> Exercise aim: Count the lines below that hold the word "Revision" and say how many, with no other text.

Records from a data source:
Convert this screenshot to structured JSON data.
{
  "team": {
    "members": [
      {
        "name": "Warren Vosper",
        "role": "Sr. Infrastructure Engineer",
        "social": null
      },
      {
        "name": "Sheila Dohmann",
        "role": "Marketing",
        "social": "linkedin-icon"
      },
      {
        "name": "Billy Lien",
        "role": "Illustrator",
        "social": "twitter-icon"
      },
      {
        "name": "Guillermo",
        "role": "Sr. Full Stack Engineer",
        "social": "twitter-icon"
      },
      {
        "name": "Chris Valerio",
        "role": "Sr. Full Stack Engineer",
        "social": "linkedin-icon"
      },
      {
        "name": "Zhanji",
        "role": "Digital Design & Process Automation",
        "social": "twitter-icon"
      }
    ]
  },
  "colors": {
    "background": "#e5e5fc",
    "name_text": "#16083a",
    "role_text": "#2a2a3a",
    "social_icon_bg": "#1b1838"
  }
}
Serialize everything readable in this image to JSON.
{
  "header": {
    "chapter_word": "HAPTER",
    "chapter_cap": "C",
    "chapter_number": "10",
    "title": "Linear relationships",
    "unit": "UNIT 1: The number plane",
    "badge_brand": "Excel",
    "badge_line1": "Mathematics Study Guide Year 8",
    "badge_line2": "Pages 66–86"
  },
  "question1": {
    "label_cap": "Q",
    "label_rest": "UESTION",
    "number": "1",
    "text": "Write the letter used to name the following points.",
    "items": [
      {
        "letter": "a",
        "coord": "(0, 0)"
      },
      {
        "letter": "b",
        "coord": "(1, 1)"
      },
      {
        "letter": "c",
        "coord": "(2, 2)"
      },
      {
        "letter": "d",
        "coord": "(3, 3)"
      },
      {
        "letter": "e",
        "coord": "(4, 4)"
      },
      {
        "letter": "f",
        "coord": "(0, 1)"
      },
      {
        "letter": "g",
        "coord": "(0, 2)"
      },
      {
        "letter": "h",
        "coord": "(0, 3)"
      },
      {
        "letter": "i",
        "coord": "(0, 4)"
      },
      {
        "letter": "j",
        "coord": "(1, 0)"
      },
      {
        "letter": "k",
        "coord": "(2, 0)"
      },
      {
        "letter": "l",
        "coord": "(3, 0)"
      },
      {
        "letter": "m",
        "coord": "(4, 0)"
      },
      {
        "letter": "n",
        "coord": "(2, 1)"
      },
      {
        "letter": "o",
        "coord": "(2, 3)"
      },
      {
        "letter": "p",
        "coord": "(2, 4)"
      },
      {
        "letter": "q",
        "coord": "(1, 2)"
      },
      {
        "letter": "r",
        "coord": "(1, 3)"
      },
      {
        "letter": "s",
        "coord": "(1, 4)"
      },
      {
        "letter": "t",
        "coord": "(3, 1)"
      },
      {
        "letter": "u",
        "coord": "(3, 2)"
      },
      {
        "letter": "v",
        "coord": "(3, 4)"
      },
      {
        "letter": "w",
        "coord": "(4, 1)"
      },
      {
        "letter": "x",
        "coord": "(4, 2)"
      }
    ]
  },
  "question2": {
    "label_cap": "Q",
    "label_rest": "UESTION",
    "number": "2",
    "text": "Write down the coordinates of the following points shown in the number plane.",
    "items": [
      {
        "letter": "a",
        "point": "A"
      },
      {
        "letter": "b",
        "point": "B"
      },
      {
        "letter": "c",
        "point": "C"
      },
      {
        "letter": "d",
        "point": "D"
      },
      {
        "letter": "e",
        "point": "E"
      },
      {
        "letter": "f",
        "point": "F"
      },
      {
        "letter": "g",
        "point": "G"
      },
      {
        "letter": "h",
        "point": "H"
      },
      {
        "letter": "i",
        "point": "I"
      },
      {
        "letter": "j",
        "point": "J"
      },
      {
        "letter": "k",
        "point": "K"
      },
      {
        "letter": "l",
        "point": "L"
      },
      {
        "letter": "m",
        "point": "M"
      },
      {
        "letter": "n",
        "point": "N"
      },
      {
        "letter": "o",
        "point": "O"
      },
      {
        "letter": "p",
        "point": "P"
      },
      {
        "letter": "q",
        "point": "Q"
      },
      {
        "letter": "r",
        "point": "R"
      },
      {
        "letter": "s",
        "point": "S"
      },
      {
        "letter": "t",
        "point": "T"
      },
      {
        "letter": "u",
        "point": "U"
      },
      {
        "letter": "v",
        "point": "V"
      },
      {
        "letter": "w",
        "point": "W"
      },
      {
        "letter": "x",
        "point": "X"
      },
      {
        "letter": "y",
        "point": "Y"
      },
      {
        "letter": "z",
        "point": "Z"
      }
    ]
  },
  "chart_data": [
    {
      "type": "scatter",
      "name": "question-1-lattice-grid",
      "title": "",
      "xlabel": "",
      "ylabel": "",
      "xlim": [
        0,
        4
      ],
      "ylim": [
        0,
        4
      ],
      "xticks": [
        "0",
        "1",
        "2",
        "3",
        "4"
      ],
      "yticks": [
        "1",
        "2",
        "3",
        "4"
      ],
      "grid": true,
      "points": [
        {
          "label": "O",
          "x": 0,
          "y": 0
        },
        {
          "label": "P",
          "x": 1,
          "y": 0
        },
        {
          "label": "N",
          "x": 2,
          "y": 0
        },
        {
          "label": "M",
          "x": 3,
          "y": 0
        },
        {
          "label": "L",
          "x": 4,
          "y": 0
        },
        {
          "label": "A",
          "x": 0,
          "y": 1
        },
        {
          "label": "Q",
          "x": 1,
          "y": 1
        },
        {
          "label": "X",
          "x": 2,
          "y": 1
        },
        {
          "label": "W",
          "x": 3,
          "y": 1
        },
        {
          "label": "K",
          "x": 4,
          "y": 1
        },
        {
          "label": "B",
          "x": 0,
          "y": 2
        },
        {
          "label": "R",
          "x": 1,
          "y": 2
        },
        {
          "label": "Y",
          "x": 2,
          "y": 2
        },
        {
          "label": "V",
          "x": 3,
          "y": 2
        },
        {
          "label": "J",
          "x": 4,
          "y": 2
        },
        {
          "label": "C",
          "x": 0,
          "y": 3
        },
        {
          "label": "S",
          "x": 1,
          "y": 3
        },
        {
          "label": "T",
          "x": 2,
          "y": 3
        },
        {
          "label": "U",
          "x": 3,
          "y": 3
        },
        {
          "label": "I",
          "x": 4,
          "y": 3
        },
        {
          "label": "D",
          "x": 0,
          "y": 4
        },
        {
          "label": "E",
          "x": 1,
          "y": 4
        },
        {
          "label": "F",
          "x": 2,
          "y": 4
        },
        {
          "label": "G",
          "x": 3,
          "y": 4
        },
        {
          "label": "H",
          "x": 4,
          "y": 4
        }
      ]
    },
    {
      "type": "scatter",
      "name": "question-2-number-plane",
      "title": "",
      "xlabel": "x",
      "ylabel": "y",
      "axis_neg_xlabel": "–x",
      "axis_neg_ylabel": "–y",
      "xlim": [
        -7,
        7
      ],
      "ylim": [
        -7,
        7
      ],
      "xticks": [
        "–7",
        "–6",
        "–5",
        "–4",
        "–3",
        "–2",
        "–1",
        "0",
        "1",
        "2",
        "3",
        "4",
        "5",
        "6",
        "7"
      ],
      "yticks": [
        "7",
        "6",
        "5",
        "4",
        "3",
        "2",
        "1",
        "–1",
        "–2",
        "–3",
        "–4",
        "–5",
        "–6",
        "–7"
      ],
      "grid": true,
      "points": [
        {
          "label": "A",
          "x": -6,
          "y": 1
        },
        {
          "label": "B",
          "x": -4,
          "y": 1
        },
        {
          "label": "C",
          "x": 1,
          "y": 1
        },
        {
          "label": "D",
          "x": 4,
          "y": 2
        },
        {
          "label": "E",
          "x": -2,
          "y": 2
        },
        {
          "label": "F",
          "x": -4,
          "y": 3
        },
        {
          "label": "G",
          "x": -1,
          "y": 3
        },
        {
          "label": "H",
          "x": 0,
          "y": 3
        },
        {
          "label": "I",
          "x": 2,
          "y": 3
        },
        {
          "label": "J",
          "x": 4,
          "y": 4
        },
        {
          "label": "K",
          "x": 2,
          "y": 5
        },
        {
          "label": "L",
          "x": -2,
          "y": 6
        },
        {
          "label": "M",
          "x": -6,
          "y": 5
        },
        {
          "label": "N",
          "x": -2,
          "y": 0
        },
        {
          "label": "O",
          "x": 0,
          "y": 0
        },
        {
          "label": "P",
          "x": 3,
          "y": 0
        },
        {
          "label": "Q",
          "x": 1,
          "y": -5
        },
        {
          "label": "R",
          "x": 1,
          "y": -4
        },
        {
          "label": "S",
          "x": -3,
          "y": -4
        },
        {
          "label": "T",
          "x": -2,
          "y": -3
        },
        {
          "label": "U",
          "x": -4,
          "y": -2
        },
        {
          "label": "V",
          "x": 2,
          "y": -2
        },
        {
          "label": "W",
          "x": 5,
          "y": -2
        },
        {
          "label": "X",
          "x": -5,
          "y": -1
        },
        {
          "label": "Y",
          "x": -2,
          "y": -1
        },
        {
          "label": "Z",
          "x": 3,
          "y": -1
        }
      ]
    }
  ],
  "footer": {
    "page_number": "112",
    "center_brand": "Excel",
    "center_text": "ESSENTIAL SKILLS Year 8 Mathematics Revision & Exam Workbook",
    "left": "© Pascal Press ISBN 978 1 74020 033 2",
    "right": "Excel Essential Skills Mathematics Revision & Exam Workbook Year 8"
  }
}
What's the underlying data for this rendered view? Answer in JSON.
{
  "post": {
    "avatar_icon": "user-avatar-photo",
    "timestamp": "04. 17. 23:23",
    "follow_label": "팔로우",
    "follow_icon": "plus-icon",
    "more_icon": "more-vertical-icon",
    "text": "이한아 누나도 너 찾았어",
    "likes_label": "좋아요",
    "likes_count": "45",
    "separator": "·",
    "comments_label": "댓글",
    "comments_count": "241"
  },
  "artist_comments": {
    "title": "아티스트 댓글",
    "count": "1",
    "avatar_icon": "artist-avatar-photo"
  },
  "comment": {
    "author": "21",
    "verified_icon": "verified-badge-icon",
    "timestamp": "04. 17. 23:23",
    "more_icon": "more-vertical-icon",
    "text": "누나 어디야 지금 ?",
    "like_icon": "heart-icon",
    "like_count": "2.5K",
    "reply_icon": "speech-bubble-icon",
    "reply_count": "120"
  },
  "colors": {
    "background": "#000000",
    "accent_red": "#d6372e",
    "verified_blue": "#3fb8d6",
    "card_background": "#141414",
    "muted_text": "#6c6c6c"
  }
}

> Exercise solution: 2